Stored data —

..............................

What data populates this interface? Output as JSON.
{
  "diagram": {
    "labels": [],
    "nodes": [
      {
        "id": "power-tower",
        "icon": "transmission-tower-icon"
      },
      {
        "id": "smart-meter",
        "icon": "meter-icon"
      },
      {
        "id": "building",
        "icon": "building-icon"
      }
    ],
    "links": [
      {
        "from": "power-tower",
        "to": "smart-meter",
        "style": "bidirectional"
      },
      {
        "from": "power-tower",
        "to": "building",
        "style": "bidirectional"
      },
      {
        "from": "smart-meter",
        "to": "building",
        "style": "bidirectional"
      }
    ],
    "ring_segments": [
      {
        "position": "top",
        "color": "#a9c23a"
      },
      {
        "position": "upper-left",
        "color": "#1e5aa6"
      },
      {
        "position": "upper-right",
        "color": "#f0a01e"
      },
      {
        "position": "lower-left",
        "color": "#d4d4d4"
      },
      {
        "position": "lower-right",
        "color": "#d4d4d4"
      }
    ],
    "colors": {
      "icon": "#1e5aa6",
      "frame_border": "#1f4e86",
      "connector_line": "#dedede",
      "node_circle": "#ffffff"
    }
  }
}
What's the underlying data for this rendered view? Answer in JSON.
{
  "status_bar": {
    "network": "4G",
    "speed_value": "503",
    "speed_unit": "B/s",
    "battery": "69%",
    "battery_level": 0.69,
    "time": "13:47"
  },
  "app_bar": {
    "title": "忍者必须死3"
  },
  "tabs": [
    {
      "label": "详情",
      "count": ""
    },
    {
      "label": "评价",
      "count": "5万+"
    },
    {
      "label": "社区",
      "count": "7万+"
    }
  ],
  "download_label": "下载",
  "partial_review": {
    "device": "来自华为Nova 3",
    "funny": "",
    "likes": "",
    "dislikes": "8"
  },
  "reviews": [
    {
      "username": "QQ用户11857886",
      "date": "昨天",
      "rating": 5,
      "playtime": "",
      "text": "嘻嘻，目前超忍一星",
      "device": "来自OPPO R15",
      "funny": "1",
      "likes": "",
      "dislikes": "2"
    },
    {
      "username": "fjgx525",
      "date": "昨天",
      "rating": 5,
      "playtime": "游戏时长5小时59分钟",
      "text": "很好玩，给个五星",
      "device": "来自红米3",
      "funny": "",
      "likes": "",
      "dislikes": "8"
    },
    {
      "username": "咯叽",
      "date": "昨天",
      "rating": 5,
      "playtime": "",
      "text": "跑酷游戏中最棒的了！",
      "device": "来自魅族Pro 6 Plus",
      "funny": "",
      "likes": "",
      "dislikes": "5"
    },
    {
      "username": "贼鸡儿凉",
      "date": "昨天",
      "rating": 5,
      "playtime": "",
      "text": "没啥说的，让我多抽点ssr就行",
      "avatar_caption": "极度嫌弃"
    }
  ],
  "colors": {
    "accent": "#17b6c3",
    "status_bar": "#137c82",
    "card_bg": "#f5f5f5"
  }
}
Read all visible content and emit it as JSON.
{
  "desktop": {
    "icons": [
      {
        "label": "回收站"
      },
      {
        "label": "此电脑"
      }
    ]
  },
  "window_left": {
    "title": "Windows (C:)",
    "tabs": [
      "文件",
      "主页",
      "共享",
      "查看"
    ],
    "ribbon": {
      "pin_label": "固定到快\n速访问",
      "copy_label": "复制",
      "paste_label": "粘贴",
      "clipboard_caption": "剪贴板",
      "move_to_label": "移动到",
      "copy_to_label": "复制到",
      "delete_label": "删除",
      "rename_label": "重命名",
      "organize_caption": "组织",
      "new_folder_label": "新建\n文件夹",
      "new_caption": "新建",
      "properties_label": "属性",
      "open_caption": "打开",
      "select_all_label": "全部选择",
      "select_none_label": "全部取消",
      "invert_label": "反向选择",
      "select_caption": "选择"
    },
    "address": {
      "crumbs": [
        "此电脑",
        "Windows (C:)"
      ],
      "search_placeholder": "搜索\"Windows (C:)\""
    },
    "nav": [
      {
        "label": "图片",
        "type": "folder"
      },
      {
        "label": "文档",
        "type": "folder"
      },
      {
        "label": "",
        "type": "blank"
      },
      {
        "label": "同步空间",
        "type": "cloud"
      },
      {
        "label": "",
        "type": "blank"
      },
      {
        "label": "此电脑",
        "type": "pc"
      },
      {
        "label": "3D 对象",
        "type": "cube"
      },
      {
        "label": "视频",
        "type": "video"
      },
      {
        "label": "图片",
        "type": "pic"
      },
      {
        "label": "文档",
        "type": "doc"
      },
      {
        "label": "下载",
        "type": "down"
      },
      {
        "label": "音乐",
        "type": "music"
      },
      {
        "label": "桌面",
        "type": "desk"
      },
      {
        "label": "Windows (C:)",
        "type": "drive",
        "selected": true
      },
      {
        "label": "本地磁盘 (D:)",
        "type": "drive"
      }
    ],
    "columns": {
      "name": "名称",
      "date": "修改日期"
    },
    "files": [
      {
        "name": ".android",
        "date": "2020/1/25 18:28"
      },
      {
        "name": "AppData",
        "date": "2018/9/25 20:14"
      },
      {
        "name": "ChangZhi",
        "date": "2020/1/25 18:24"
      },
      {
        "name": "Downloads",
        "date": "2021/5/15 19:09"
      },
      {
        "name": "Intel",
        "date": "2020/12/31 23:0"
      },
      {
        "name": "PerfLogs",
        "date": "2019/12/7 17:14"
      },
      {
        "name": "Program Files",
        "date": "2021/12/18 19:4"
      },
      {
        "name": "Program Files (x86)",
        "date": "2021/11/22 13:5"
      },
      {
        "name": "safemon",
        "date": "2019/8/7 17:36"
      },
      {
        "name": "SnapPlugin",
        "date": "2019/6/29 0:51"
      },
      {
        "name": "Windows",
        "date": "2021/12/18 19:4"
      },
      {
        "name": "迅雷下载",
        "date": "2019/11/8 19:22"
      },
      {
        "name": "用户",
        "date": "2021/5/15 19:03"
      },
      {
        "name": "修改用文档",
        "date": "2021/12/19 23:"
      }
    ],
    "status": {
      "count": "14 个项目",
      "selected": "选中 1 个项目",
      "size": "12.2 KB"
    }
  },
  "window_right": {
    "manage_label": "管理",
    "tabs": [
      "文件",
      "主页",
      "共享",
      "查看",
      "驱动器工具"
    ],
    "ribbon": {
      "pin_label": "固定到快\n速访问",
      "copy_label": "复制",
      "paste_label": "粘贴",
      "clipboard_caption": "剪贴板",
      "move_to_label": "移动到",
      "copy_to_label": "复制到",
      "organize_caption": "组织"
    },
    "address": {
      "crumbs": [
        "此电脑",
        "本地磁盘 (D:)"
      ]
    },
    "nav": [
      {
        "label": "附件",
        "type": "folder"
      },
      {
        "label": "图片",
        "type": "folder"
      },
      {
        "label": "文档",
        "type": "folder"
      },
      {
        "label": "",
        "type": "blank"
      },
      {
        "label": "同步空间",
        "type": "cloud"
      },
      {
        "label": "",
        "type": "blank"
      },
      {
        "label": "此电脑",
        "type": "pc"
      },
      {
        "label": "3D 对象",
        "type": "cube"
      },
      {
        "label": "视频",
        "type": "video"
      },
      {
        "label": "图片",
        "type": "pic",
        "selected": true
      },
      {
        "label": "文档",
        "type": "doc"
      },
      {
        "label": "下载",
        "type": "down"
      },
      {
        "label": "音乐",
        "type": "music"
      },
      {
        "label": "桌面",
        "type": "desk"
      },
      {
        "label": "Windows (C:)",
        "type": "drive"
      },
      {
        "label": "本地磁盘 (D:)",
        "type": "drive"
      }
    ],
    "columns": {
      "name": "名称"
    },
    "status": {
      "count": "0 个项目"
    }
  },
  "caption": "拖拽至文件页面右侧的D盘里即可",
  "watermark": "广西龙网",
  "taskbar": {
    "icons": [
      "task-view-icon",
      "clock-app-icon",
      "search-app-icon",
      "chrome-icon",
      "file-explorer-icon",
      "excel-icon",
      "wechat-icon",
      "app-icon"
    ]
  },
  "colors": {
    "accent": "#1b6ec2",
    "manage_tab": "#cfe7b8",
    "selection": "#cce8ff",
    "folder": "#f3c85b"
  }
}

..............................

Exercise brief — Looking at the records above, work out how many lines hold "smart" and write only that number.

Written response — 3